And one week after that, Trump would have the now infamous July 25th phone call with Zelensky. During that call, Trump complained that the U.S. relationship with Ukraine had not been “reciprocal.” Later, Zelensky thanks Trump for his support “in the area of defense,” and says that Ukraine was ready to purchase more Javelins, an antitank weapon that was among the most important deterrents of further Russian military action. Trump’s immediate response: “I would like you to do us a favor, though.”
Trump then requested that Zelensky investigate the discredited 2016 conspiracy theory, and even more ominously, look into the Bidens. Neither was part of the official preparatory material for the call, but they were in Donald Trump’s personal interest, and in the interests of his 2020 re-election campaign. And the Ukrainian President knew about both in advance — because Sondland and others had been pressing Ukraine for weeks about investigations into the 2016 election, Burisma and the Bidens.
Both Col. Vindman and Ms. Williams were on the July 25th call. Vindman testified that due to the unequal bargaining position of the two leaders and Ukraine’s dependency on the U.S., the favor Trump asked of Zelensky was really a demand.
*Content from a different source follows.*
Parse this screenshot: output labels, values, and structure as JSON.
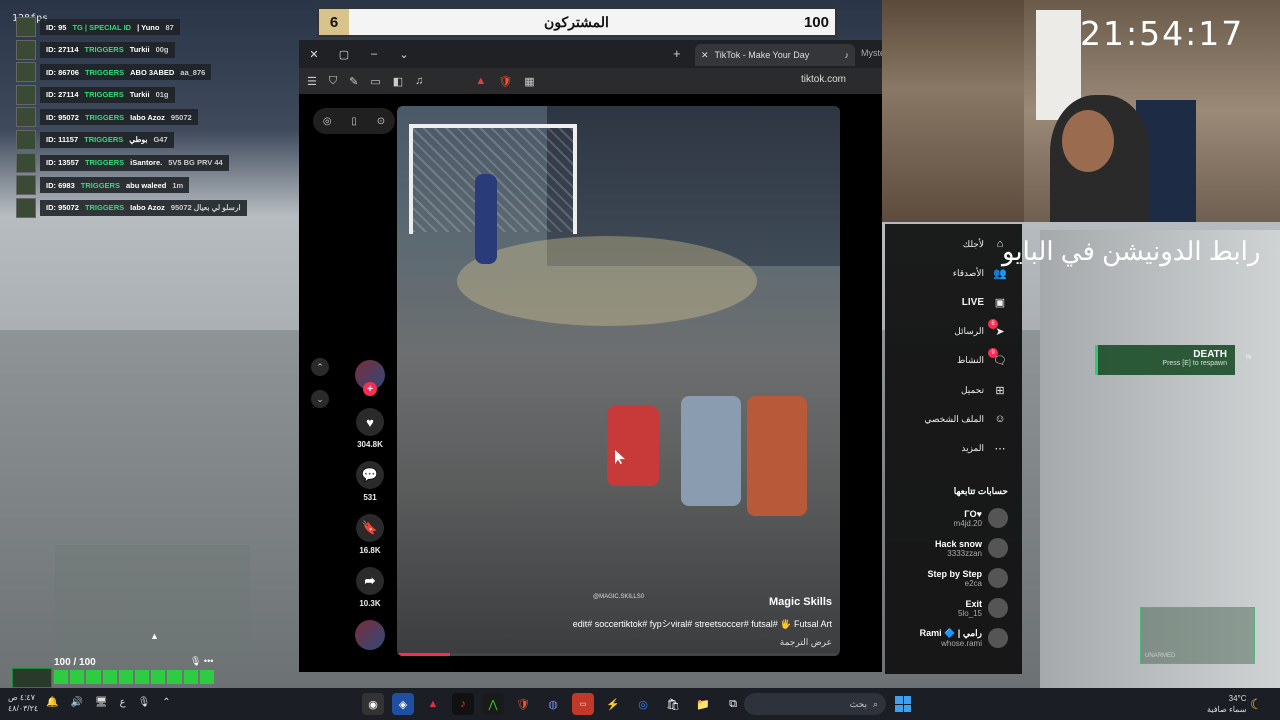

After the call, multiple individuals, including Vindman, were concerned enough to report it to the National Security Council’s top lawyer. It was the second time in two weeks that Vindman had raised concerns with the NSC lawyers.
For her part, Williams also believed that asking Zelensky to undertake these political investigations was inappropriate, and that it might explain something else she had become aware of — the otherwise inexplicable hold on U.S. military assistance to Ukraine.
Both Col. Vindman and Ms. Williams also took note of the explicit use of the word Burisma by Zelensky, a fact conspicuously left out of the record of the call, now locked away on an ultra-secure server. Col. Vindman believed that Zelensky must have been prepped for the call, to be able to make the connection between Biden and Burisma, a fact that other witnesses have now confirmed.
In the weeks that followed the July 25th call, Col. Vindman continued to push for a release of the military aid to Ukraine, and struggled to learn why it was being withheld. More disturbing, word of the hold had reached Ukrainian officials prior to it becoming public. By mid-August, the Ukrainian Deputy Ambassador asked Vindman why the United States was withholding the aid. Although Vindman didn’t have an answer, Sondland made it explicit to the Ukrainians at a meeting in Warsaw: They needed to publicly commit to these two investigations if they hoped to get the aid.
Ms. Williams, we all saw the President’s tweet about you on Sunday afternoon and the insults he hurled at Ambassador Yovanovich last Friday. You are here today, and the American people are grateful. Col. Vindman, we have seen far more scurrilous attacks on your character, and watched as certain personalities on Fox have questioned your loyalty. I note that you have shed blood for America, and we owe you an immense debt of gratitude.
Today’s witnesses, like those who testified last week, are here because they were subpoenaed to appear, not because they are for or against impeachment.
That question is for Congress, not the fact witnesses. If the President abused his power and invited foreign interference in our elections, if he sought to condition, coerce, extort, or bribe an ally into conducting investigations to aid his reelection campaign and did so by withholding official acts — a White House meeting or hundreds of millions of dollars of needed military aid — it will be up to us to decide, whether those acts are compatible with the office of the Presidency.